**Goal of the exercise**
Each line of the material should be retyped without alteration.

========================================================================

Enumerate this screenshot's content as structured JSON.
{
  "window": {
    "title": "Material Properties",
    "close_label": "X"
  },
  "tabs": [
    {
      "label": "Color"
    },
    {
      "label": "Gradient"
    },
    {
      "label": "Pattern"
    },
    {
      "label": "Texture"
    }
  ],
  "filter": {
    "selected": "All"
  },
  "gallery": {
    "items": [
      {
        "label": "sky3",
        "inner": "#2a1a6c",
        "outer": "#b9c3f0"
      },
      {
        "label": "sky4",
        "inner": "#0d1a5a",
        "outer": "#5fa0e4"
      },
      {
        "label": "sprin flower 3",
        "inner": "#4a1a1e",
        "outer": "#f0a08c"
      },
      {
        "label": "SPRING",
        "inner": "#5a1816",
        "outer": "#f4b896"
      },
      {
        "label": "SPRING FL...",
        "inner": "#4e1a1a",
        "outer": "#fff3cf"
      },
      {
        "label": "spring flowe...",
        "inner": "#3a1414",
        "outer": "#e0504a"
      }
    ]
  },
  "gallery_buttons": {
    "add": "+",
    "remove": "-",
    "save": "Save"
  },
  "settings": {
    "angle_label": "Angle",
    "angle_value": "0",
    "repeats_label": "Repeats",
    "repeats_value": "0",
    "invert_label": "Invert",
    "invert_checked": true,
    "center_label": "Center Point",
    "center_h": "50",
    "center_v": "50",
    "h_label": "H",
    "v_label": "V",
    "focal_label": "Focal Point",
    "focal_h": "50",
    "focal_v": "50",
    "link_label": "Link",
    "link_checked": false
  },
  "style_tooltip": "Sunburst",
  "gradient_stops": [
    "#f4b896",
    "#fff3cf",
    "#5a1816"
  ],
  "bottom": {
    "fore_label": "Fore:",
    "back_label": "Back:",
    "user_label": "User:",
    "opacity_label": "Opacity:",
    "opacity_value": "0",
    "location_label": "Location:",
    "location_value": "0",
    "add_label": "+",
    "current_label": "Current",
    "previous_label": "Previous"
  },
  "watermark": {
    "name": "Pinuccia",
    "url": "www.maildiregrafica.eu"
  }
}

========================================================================

**Solution below**
Enumerate this screenshot's content as structured JSON.
{
  "window": {
    "title": "Material Properties",
    "close_label": "X"
  },
  "tabs": [
    {
      "label": "Color"
    },
    {
      "label": "Gradient"
    },
    {
      "label": "Pattern"
    },
    {
      "label": "Texture"
    }
  ],
  "filter": {
    "selected": "All"
  },
  "gallery": {
    "items": [
      {
        "label": "sky3",
        "inner": "#2a1a6c",
        "outer": "#b9c3f0"
      },
      {
        "label": "sky4",
        "inner": "#0d1a5a",
        "outer": "#5fa0e4"
      },
      {
        "label": "sprin flower 3",
        "inner": "#4a1a1e",
        "outer": "#f0a08c"
      },
      {
        "label": "SPRING",
        "inner": "#5a1816",
        "outer": "#f4b896"
      },
      {
        "label": "SPRING FL...",
        "inner": "#4e1a1a",
        "outer": "#fff3cf"
      },
      {
        "label": "spring flowe...",
        "inner": "#3a1414",
        "outer": "#e0504a"
      }
    ]
  },
  "gallery_buttons": {
    "add": "+",
    "remove": "-",
    "save": "Save"
  },
  "settings": {
    "angle_label": "Angle",
    "angle_value": "0",
    "repeats_label": "Repeats",
    "repeats_value": "0",
    "invert_label": "Invert",
    "invert_checked": true,
    "center_label": "Center Point",
    "center_h": "50",
    "center_v": "50",
    "h_label": "H",
    "v_label": "V",
    "focal_label": "Focal Point",
    "focal_h": "50",
    "focal_v": "50",
    "link_label": "Link",
    "link_checked": false
  },
  "style_tooltip": "Sunburst",
  "gradient_stops": [
    "#f4b896",
    "#fff3cf",
    "#5a1816"
  ],
  "bottom": {
    "fore_label": "Fore:",
    "back_label": "Back:",
    "user_label": "User:",
    "opacity_label": "Opacity:",
    "opacity_value": "0",
    "location_label": "Location:",
    "location_value": "0",
    "add_label": "+",
    "current_label": "Current",
    "previous_label": "Previous"
  },
  "watermark": {
    "name": "Pinuccia",
    "url": "www.maildiregrafica.eu"
  }
}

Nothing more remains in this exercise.